Vitest Code Coverage ConfigurationSteve walks through the coverage configuration options in the vitest.config.ts file. Thresholds and included/excluded file paths can be configured along with the reporter which allows the reports to be imported into other systems.
Generating Artifacts Using GitHub ActionsSteve adds a step to the GitHub action to run a code coverage report.
Generating Coverage Report ArtifactSteve walks through the GitHub UI for the action-generated coverage report. The output resides as an artifact and can be downloaded as a ZIP file in the summary section.
Mocking & Spying
Creating MocksSteve demonstrates how mocks allow developers to test code they don't control without requiring the necessary functions or APIs to be called. This is useful when the external function or API isn't available or would result in increased fees for usage. Mocks can be passed a custom implementation so mocked return values can be used later in the test.
Spying on MethodsSteve explains that spies are similar to mocks except they watch a single method of an object. An alias can be used to call the underlying method. The method can also be added to tests to ensure it's called correctly.
Mocking Third-Party LibrariesSteve shares a use case for mocking and creating custom implementations for third-party libraries. Questions about mocking server-side APIs are also discussed in this lesson.
Mocking TImeSteve uses the useFakeTimers and setSystemTime methods to mock the system time for a test. These methods freeze the system time and allow it to be set to any date-based value to make testing easier and more predictable.
Mocking API RequestsSteve introduces the Mock Service Worker library, which allows developers to mock API requests by intercepting requests on the network level with a service worker.
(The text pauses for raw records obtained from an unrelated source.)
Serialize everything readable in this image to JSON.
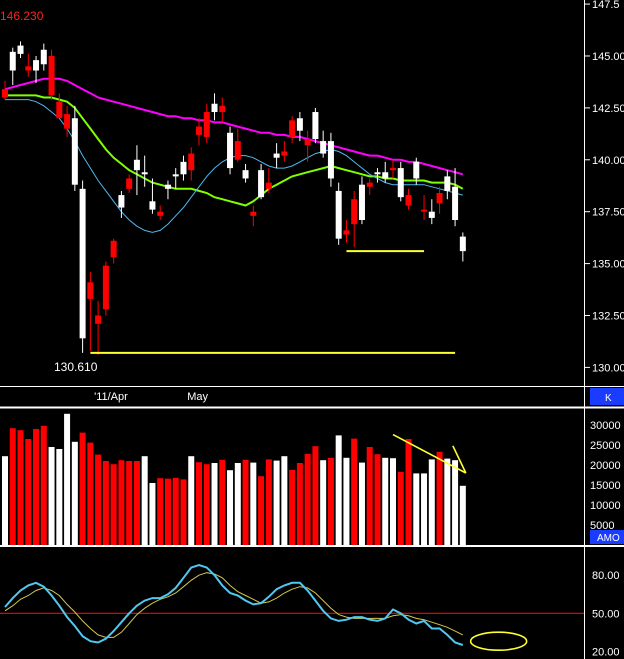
{
  "chart_data": [
    {
      "type": "candlestick",
      "title": "",
      "y_ticks": [
        "147.5",
        "145.00",
        "142.50",
        "140.00",
        "137.50",
        "135.00",
        "132.50",
        "130.00"
      ],
      "y_tick_values": [
        147.5,
        145.0,
        142.5,
        140.0,
        137.5,
        135.0,
        132.5,
        130.0
      ],
      "ylim": [
        129.2,
        147.6
      ],
      "x_labels": [
        "'11/Apr",
        "May"
      ],
      "x_label_bars": [
        12,
        24
      ],
      "annotations": {
        "high": "146.230",
        "low": "130.610"
      },
      "candles": [
        {
          "o": 143.4,
          "h": 143.8,
          "l": 142.9,
          "c": 143.0,
          "up": false
        },
        {
          "o": 144.3,
          "h": 145.4,
          "l": 143.6,
          "c": 145.2,
          "up": true
        },
        {
          "o": 145.1,
          "h": 145.7,
          "l": 144.9,
          "c": 145.5,
          "up": true
        },
        {
          "o": 144.3,
          "h": 145.1,
          "l": 144.0,
          "c": 144.5,
          "up": false
        },
        {
          "o": 144.3,
          "h": 145.0,
          "l": 143.7,
          "c": 144.8,
          "up": true
        },
        {
          "o": 144.6,
          "h": 145.6,
          "l": 144.3,
          "c": 145.3,
          "up": true
        },
        {
          "o": 145.0,
          "h": 145.3,
          "l": 142.9,
          "c": 143.1,
          "up": false
        },
        {
          "o": 142.8,
          "h": 143.2,
          "l": 142.7,
          "c": 142.0,
          "up": false
        },
        {
          "o": 142.2,
          "h": 142.6,
          "l": 141.1,
          "c": 141.5,
          "up": false
        },
        {
          "o": 142.0,
          "h": 142.6,
          "l": 138.5,
          "c": 138.8,
          "up": true
        },
        {
          "o": 138.6,
          "h": 139.0,
          "l": 130.7,
          "c": 131.4,
          "up": true
        },
        {
          "o": 134.1,
          "h": 134.6,
          "l": 130.8,
          "c": 133.3,
          "up": false
        },
        {
          "o": 132.5,
          "h": 133.2,
          "l": 130.6,
          "c": 132.1,
          "up": false
        },
        {
          "o": 132.8,
          "h": 135.1,
          "l": 132.5,
          "c": 134.9,
          "up": false
        },
        {
          "o": 135.3,
          "h": 136.2,
          "l": 135.0,
          "c": 136.1,
          "up": false
        },
        {
          "o": 137.7,
          "h": 138.5,
          "l": 137.2,
          "c": 138.3,
          "up": true
        },
        {
          "o": 138.6,
          "h": 139.3,
          "l": 138.4,
          "c": 139.1,
          "up": false
        },
        {
          "o": 140.0,
          "h": 140.7,
          "l": 138.3,
          "c": 139.5,
          "up": true
        },
        {
          "o": 139.3,
          "h": 140.2,
          "l": 138.7,
          "c": 139.4,
          "up": true
        },
        {
          "o": 138.0,
          "h": 139.1,
          "l": 137.4,
          "c": 137.6,
          "up": true
        },
        {
          "o": 137.5,
          "h": 137.8,
          "l": 137.1,
          "c": 137.3,
          "up": false
        },
        {
          "o": 138.6,
          "h": 139.0,
          "l": 138.1,
          "c": 138.8,
          "up": true
        },
        {
          "o": 139.2,
          "h": 139.6,
          "l": 138.6,
          "c": 139.3,
          "up": true
        },
        {
          "o": 139.3,
          "h": 140.2,
          "l": 139.0,
          "c": 139.9,
          "up": true
        },
        {
          "o": 139.5,
          "h": 140.6,
          "l": 139.0,
          "c": 140.3,
          "up": false
        },
        {
          "o": 141.2,
          "h": 142.0,
          "l": 140.7,
          "c": 141.6,
          "up": false
        },
        {
          "o": 141.1,
          "h": 142.7,
          "l": 140.8,
          "c": 142.3,
          "up": false
        },
        {
          "o": 142.3,
          "h": 143.2,
          "l": 141.9,
          "c": 142.7,
          "up": true
        },
        {
          "o": 142.6,
          "h": 143.0,
          "l": 141.8,
          "c": 142.3,
          "up": false
        },
        {
          "o": 139.6,
          "h": 141.6,
          "l": 139.3,
          "c": 141.3,
          "up": true
        },
        {
          "o": 140.9,
          "h": 141.5,
          "l": 139.9,
          "c": 140.0,
          "up": false
        },
        {
          "o": 139.1,
          "h": 139.8,
          "l": 138.9,
          "c": 139.5,
          "up": true
        },
        {
          "o": 137.5,
          "h": 137.8,
          "l": 136.8,
          "c": 137.3,
          "up": false
        },
        {
          "o": 138.2,
          "h": 139.8,
          "l": 138.1,
          "c": 139.5,
          "up": true
        },
        {
          "o": 138.9,
          "h": 139.6,
          "l": 138.4,
          "c": 138.6,
          "up": false
        },
        {
          "o": 140.1,
          "h": 140.8,
          "l": 139.6,
          "c": 140.3,
          "up": true
        },
        {
          "o": 140.4,
          "h": 140.9,
          "l": 139.9,
          "c": 140.2,
          "up": false
        },
        {
          "o": 141.1,
          "h": 142.1,
          "l": 140.8,
          "c": 141.9,
          "up": false
        },
        {
          "o": 141.4,
          "h": 142.3,
          "l": 140.9,
          "c": 142.0,
          "up": true
        },
        {
          "o": 140.7,
          "h": 141.4,
          "l": 139.9,
          "c": 141.0,
          "up": false
        },
        {
          "o": 141.0,
          "h": 142.5,
          "l": 140.8,
          "c": 142.3,
          "up": true
        },
        {
          "o": 140.3,
          "h": 141.4,
          "l": 140.1,
          "c": 140.9,
          "up": true
        },
        {
          "o": 140.9,
          "h": 141.3,
          "l": 138.7,
          "c": 139.1,
          "up": true
        },
        {
          "o": 138.5,
          "h": 138.9,
          "l": 135.9,
          "c": 136.2,
          "up": true
        },
        {
          "o": 136.6,
          "h": 137.1,
          "l": 136.0,
          "c": 136.4,
          "up": false
        },
        {
          "o": 138.1,
          "h": 138.5,
          "l": 135.8,
          "c": 136.9,
          "up": false
        },
        {
          "o": 137.1,
          "h": 139.2,
          "l": 136.9,
          "c": 138.8,
          "up": true
        },
        {
          "o": 138.7,
          "h": 139.1,
          "l": 138.3,
          "c": 138.9,
          "up": false
        },
        {
          "o": 139.3,
          "h": 139.6,
          "l": 138.9,
          "c": 139.4,
          "up": true
        },
        {
          "o": 139.4,
          "h": 139.9,
          "l": 138.9,
          "c": 139.1,
          "up": true
        },
        {
          "o": 139.6,
          "h": 140.0,
          "l": 139.1,
          "c": 139.5,
          "up": false
        },
        {
          "o": 139.6,
          "h": 139.9,
          "l": 138.0,
          "c": 138.2,
          "up": true
        },
        {
          "o": 138.3,
          "h": 138.6,
          "l": 137.6,
          "c": 137.8,
          "up": false
        },
        {
          "o": 139.1,
          "h": 140.1,
          "l": 138.8,
          "c": 139.9,
          "up": true
        },
        {
          "o": 137.6,
          "h": 138.3,
          "l": 137.1,
          "c": 137.5,
          "up": false
        },
        {
          "o": 137.5,
          "h": 138.1,
          "l": 136.9,
          "c": 137.2,
          "up": true
        },
        {
          "o": 138.4,
          "h": 138.7,
          "l": 137.4,
          "c": 137.9,
          "up": false
        },
        {
          "o": 139.2,
          "h": 139.5,
          "l": 138.1,
          "c": 138.5,
          "up": true
        },
        {
          "o": 138.7,
          "h": 139.6,
          "l": 136.8,
          "c": 137.1,
          "up": true
        },
        {
          "o": 136.3,
          "h": 136.5,
          "l": 135.1,
          "c": 135.6,
          "up": true
        }
      ],
      "moving_averages": [
        {
          "color": "#ff00ff",
          "values": [
            143.4,
            143.5,
            143.6,
            143.7,
            143.8,
            143.9,
            143.9,
            143.9,
            143.8,
            143.6,
            143.4,
            143.2,
            143.0,
            142.9,
            142.8,
            142.7,
            142.6,
            142.5,
            142.4,
            142.3,
            142.2,
            142.1,
            142.1,
            142.0,
            142.0,
            141.9,
            141.9,
            141.8,
            141.8,
            141.7,
            141.6,
            141.5,
            141.4,
            141.3,
            141.3,
            141.2,
            141.2,
            141.1,
            141.1,
            141.0,
            140.9,
            140.8,
            140.7,
            140.6,
            140.5,
            140.4,
            140.3,
            140.2,
            140.2,
            140.1,
            140.0,
            140.0,
            139.9,
            139.9,
            139.8,
            139.7,
            139.6,
            139.5,
            139.4,
            139.3
          ]
        },
        {
          "color": "#80ff00",
          "values": [
            143.1,
            143.1,
            143.1,
            143.1,
            143.1,
            143.0,
            143.0,
            142.9,
            142.8,
            142.5,
            142.0,
            141.5,
            141.0,
            140.5,
            140.1,
            139.8,
            139.5,
            139.3,
            139.1,
            138.9,
            138.8,
            138.7,
            138.6,
            138.6,
            138.6,
            138.5,
            138.4,
            138.2,
            138.1,
            138.0,
            137.9,
            137.8,
            138.0,
            138.3,
            138.6,
            138.8,
            139.0,
            139.2,
            139.3,
            139.4,
            139.5,
            139.6,
            139.7,
            139.6,
            139.5,
            139.4,
            139.3,
            139.2,
            139.2,
            139.1,
            139.1,
            139.0,
            139.0,
            139.0,
            139.0,
            138.9,
            138.9,
            138.9,
            138.8,
            138.6
          ]
        },
        {
          "color": "#50b8f0",
          "values": [
            142.9,
            142.9,
            142.9,
            142.9,
            142.8,
            142.6,
            142.3,
            142.0,
            141.5,
            140.9,
            140.2,
            139.6,
            139.0,
            138.5,
            138.0,
            137.5,
            137.1,
            136.8,
            136.6,
            136.5,
            136.6,
            136.9,
            137.3,
            137.7,
            138.2,
            138.7,
            139.2,
            139.6,
            139.9,
            140.1,
            140.2,
            140.2,
            140.1,
            139.9,
            139.7,
            139.6,
            139.6,
            139.7,
            139.9,
            140.1,
            140.3,
            140.4,
            140.5,
            140.4,
            140.2,
            139.9,
            139.6,
            139.3,
            139.1,
            138.9,
            138.8,
            138.8,
            138.8,
            138.8,
            138.8,
            138.7,
            138.6,
            138.5,
            138.4,
            138.3
          ]
        }
      ],
      "support_lines": [
        {
          "color": "#ffff33",
          "from_bar": 11,
          "to_bar": 58,
          "value": 130.7
        },
        {
          "color": "#ffff33",
          "from_bar": 44,
          "to_bar": 54,
          "value": 135.6
        }
      ]
    },
    {
      "type": "bar",
      "label": "AMO",
      "y_ticks": [
        "30000",
        "25000",
        "20000",
        "15000",
        "10000",
        "5000"
      ],
      "y_tick_values": [
        30000,
        25000,
        20000,
        15000,
        10000,
        5000
      ],
      "ylim": [
        0,
        33000
      ],
      "volume": [
        22200,
        29200,
        28700,
        26500,
        29000,
        29800,
        24500,
        24000,
        32800,
        25800,
        28100,
        25600,
        22600,
        21000,
        20200,
        21200,
        21000,
        21000,
        22200,
        15500,
        16700,
        16600,
        16800,
        16400,
        22200,
        20700,
        20200,
        20500,
        21300,
        18700,
        20500,
        21300,
        20600,
        17200,
        21400,
        21100,
        22200,
        18800,
        20500,
        22800,
        24700,
        21200,
        21800,
        27400,
        21800,
        26600,
        20600,
        24500,
        22700,
        21800,
        21700,
        18300,
        26500,
        17900,
        17900,
        21400,
        23300,
        21600,
        21200,
        14800
      ],
      "volume_up": [
        true,
        false,
        false,
        false,
        false,
        false,
        true,
        true,
        true,
        true,
        false,
        false,
        false,
        false,
        false,
        false,
        false,
        false,
        true,
        true,
        false,
        false,
        false,
        false,
        true,
        false,
        false,
        true,
        false,
        true,
        true,
        false,
        true,
        false,
        false,
        true,
        true,
        false,
        false,
        false,
        false,
        true,
        false,
        true,
        true,
        false,
        true,
        false,
        false,
        true,
        true,
        false,
        false,
        true,
        true,
        true,
        false,
        true,
        true,
        true
      ],
      "trendline_color": "#ffff33",
      "trendline_bars": [
        50,
        59
      ],
      "trendline_values": [
        27600,
        17500
      ]
    },
    {
      "type": "line",
      "y_ticks": [
        "80.00",
        "50.00",
        "20.00"
      ],
      "y_tick_values": [
        80,
        50,
        20
      ],
      "ylim": [
        14,
        92
      ],
      "reference_line": {
        "value": 50,
        "color": "#ff0000"
      },
      "series": [
        {
          "color": "#50c8f0",
          "values": [
            55,
            62,
            68,
            72,
            74,
            71,
            64,
            56,
            47,
            40,
            32,
            28,
            27,
            30,
            36,
            43,
            50,
            56,
            60,
            62,
            62,
            65,
            70,
            78,
            86,
            88,
            86,
            80,
            72,
            66,
            64,
            60,
            57,
            58,
            63,
            69,
            72,
            74,
            74,
            68,
            60,
            52,
            46,
            44,
            45,
            47,
            47,
            45,
            44,
            46,
            53,
            50,
            45,
            42,
            44,
            38,
            38,
            33,
            27,
            25
          ]
        },
        {
          "color": "#d2c850",
          "values": [
            52,
            56,
            61,
            64,
            68,
            70,
            68,
            64,
            57,
            51,
            44,
            38,
            33,
            31,
            31,
            35,
            42,
            49,
            54,
            58,
            61,
            63,
            66,
            71,
            76,
            80,
            82,
            81,
            78,
            72,
            67,
            64,
            61,
            58,
            59,
            62,
            66,
            69,
            71,
            70,
            66,
            60,
            54,
            49,
            47,
            46,
            46,
            46,
            46,
            46,
            48,
            49,
            48,
            46,
            45,
            43,
            41,
            39,
            36,
            33
          ]
        }
      ],
      "ellipse": {
        "color": "#ffff33",
        "bar": 64,
        "value": 28
      }
    }
  ]
}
The mock definitions can be seamlessly reused for testing, development, and debugging.
Integration Testing with Playwright
Playwright OverviewSteve introduces Playwright which enables end-to-end testing in web applications.
Playwright SetupSteve clones a new repo and installs Playwright. The Playwright tests will run in multiple browser environments and provide test summary reports for each. The Playwright VSCode extension is also introduced in this lesson.
Playwright ConfigurationSteve briefly overviews the Playwright configuration options in the playwright.config.ts file.
Writing Playwright TestsSteve writes a basic Playwright test that navigates to a URL, types text in an input field, and clicks on one of the results. End-to-end tests like this add confidence in UI behavior and can often eliminate the need for multiple component or unit tests.
Recording TestsSteve demonstrates Playwright's ability to record user interactions in the browser and generate the Playwright test code. This can be done with the VSCode plugin or by launching the Playwright recording UI from the command line.
Creating ScreenshotsSteve generates screenshots with Playwright. Screenshots can produce failing tests if the visual difference exceeds a threshold. They are helpful when refactoring a large code base because they ensure the UI remains the same.
Mocking APIs with PlaywrightSteve records API requests with Playwright. The requests are saved to an HTTP archive (HAR) file. The HAR file can be used to mock future responses to network requests.
Writing Custom ESLint RulesSteve creates custom ESLint rules with AST Explorer. The custom rules can be added to a project to help developers adhere to custom coding standards.
Husky & Lint-StagedSteve introduces Husky, which is a command-line tool for generating pre-commit scripts. These scripts can catch linting or other code issues when code is committed versus waiting for a GitHub action to run.
Enforcing Standards Q&ASteve answers questions about getting team buy-in for more comprehensive testing, component testing, building API transition layers.